- **DESCRIPTION OF THE TASK**
Going through the data below, tally every line where the string "photo" occurs, then give only the tally.

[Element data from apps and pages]

Content starts

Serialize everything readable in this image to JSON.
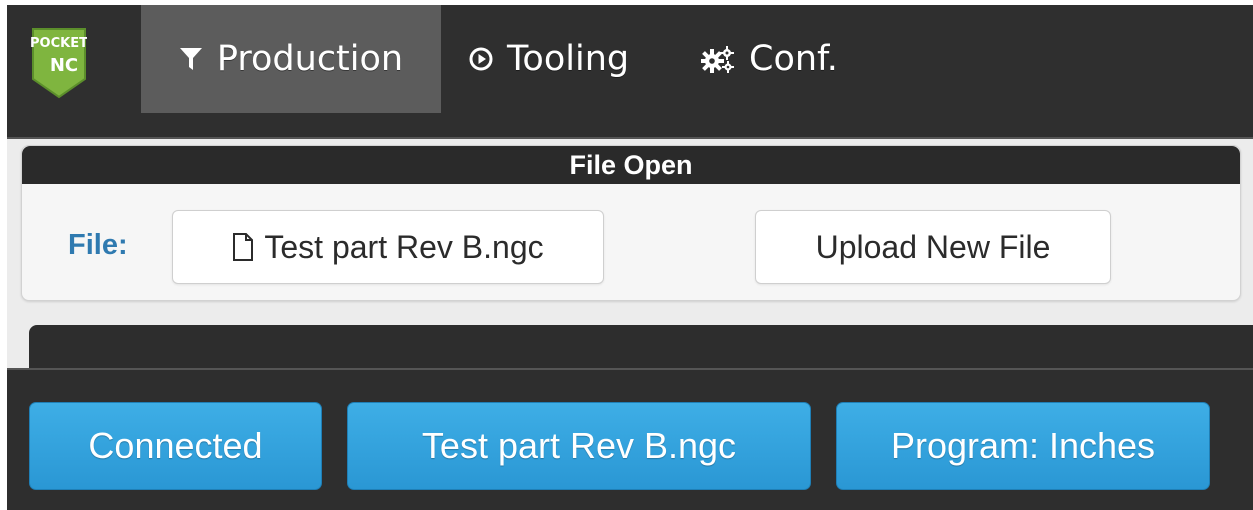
{
  "navbar": {
    "logo_text_top": "POCKET",
    "logo_text_bottom": "NC",
    "items": [
      {
        "label": "Production",
        "icon": "filter-icon",
        "active": true
      },
      {
        "label": "Tooling",
        "icon": "play-circle-icon",
        "active": false
      },
      {
        "label": "Conf.",
        "icon": "gears-icon",
        "active": false
      }
    ],
    "active_bg": "#5c5c5c"
  },
  "file_open_panel": {
    "title": "File Open",
    "file_label": "File:",
    "current_file": "Test part Rev B.ngc",
    "upload_label": "Upload New File"
  },
  "statusbar": {
    "connection": "Connected",
    "loaded_file": "Test part Rev B.ngc",
    "units": "Program: Inches",
    "accent": "#2a9fd8"
  }
}
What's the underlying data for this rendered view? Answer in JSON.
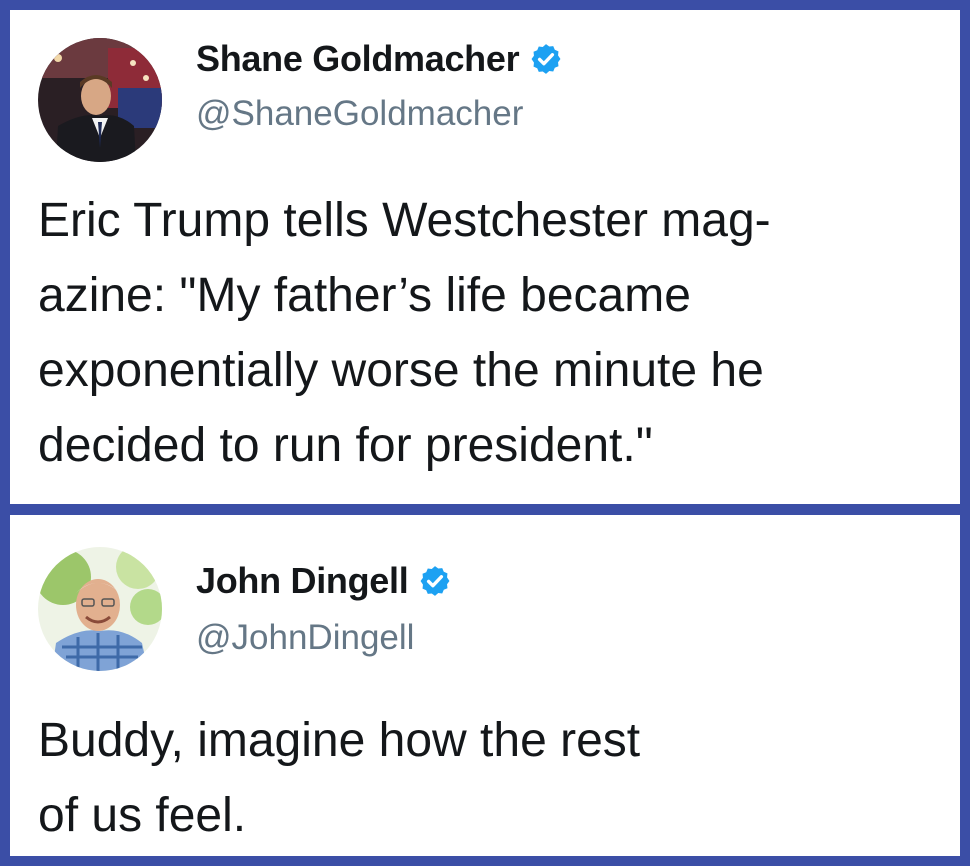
{
  "tweets": [
    {
      "display_name": "Shane Goldmacher",
      "handle": "@ShaneGoldmacher",
      "verified": true,
      "avatar_icon": "profile-photo-man-in-suit-icon",
      "text_lines": [
        "Eric Trump tells Westchester mag-",
        "azine: \"My father’s life became",
        "exponentially worse the minute he",
        "decided to run for president.\""
      ]
    },
    {
      "display_name": "John Dingell",
      "handle": "@JohnDingell",
      "verified": true,
      "avatar_icon": "profile-photo-smiling-older-man-icon",
      "text_lines": [
        "Buddy, imagine how the rest",
        "of us feel."
      ]
    }
  ],
  "colors": {
    "frame_border": "#3b4ea6",
    "card_background": "#ffffff",
    "name_text": "#14171a",
    "handle_text": "#657786",
    "verified_badge": "#1da1f2"
  }
}
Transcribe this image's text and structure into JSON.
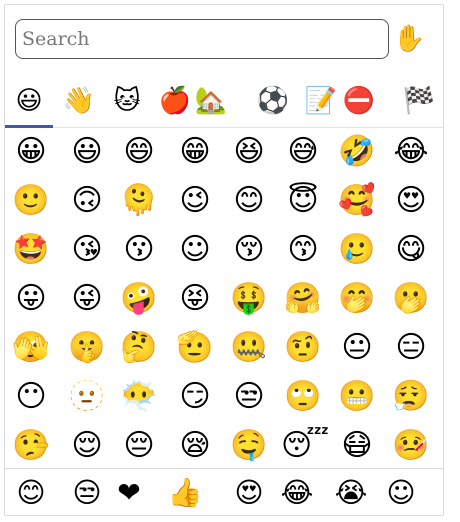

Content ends

- **RESULT FOR THIS EXERCISE**
2